Your task
Output every line below as it stands, dropping only the images.

Information supplied
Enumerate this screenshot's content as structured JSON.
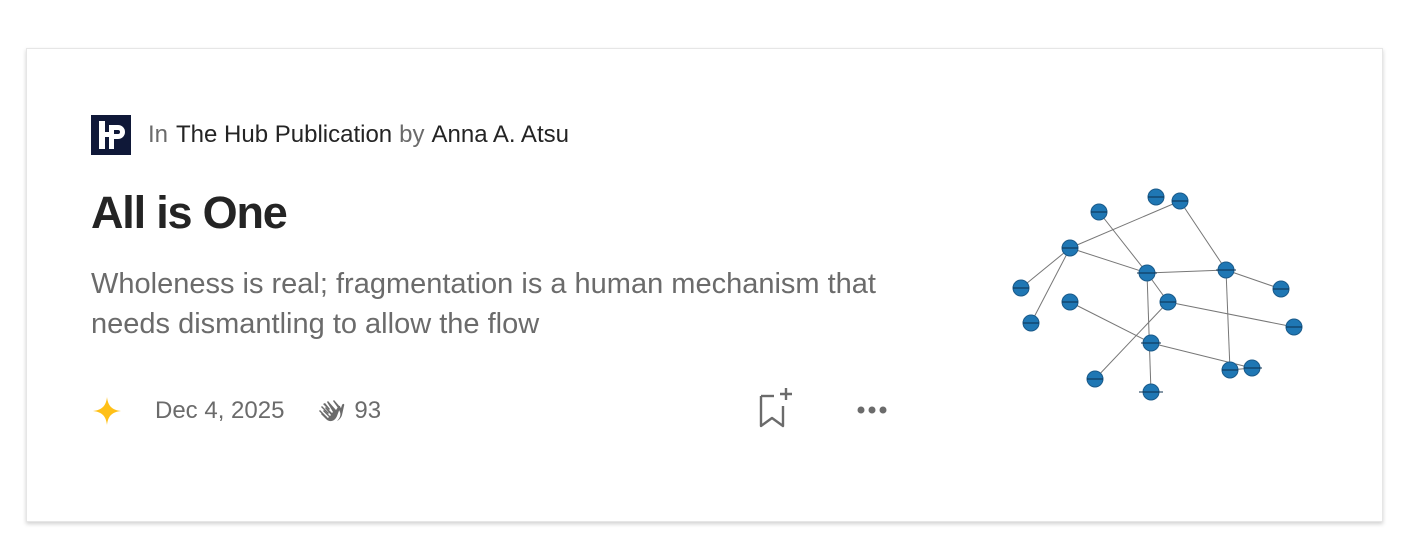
{
  "publication": {
    "prefix": "In",
    "name": "The Hub Publication",
    "by_word": "by",
    "author": "Anna A. Atsu",
    "logo_icon": "hub-publication-logo",
    "logo_color": "#0f1838"
  },
  "article": {
    "title": "All is One",
    "subtitle": "Wholeness is real; fragmentation is a human mechanism that needs dismantling to allow the flow"
  },
  "meta": {
    "member_icon": "sparkle-icon",
    "member_color": "#ffc017",
    "date": "Dec 4, 2025",
    "clap_icon": "clap-icon",
    "claps": "93"
  },
  "actions": {
    "save_icon": "bookmark-plus-icon",
    "more_icon": "more-horizontal-icon"
  },
  "thumbnail": {
    "description_icon": "network-graph",
    "node_color": "#1f77b4"
  }
}
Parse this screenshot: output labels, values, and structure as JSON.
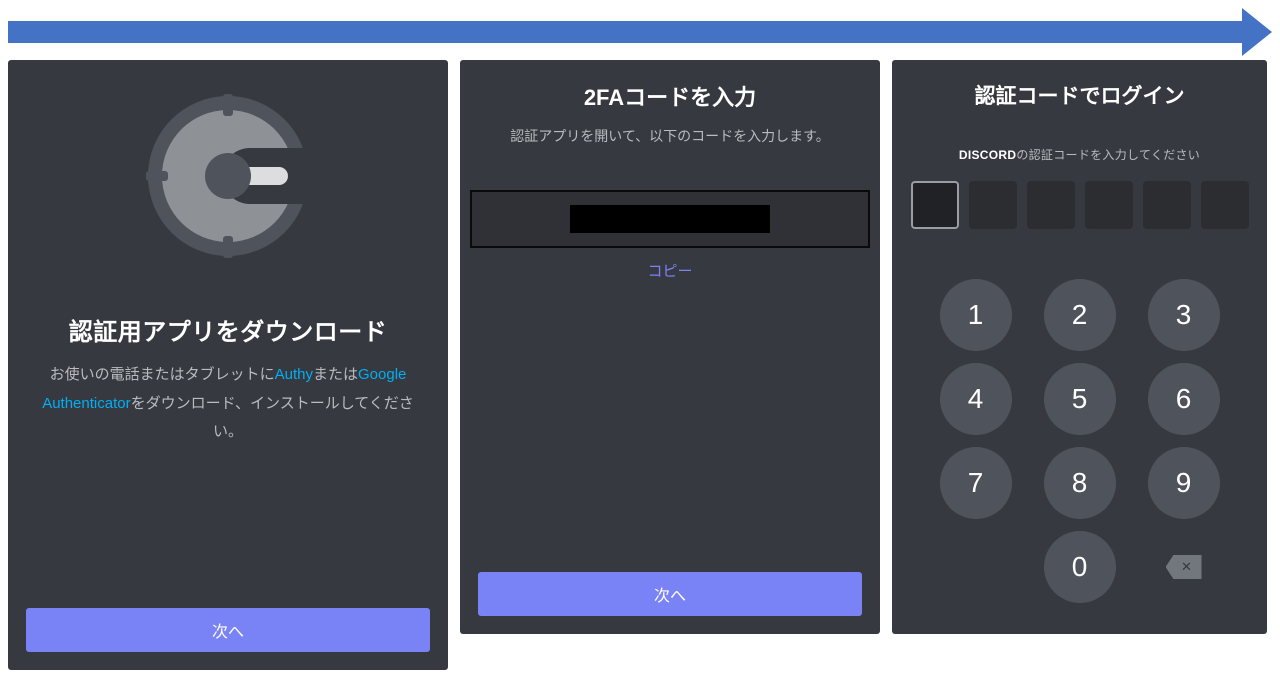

Expected answer
Enumerate this screenshot's content as structured JSON.
{
  "publication": {
    "prefix": "In",
    "name": "The Hub Publication",
    "by_word": "by",
    "author": "Anna A. Atsu",
    "logo_icon": "hub-publication-logo",
    "logo_color": "#0f1838"
  },
  "article": {
    "title": "All is One",
    "subtitle": "Wholeness is real; fragmentation is a human mechanism that needs dismantling to allow the flow"
  },
  "meta": {
    "member_icon": "sparkle-icon",
    "member_color": "#ffc017",
    "date": "Dec 4, 2025",
    "clap_icon": "clap-icon",
    "claps": "93"
  },
  "actions": {
    "save_icon": "bookmark-plus-icon",
    "more_icon": "more-horizontal-icon"
  },
  "thumbnail": {
    "description_icon": "network-graph",
    "node_color": "#1f77b4"
  }
}
Parse this screenshot: output labels, values, and structure as JSON.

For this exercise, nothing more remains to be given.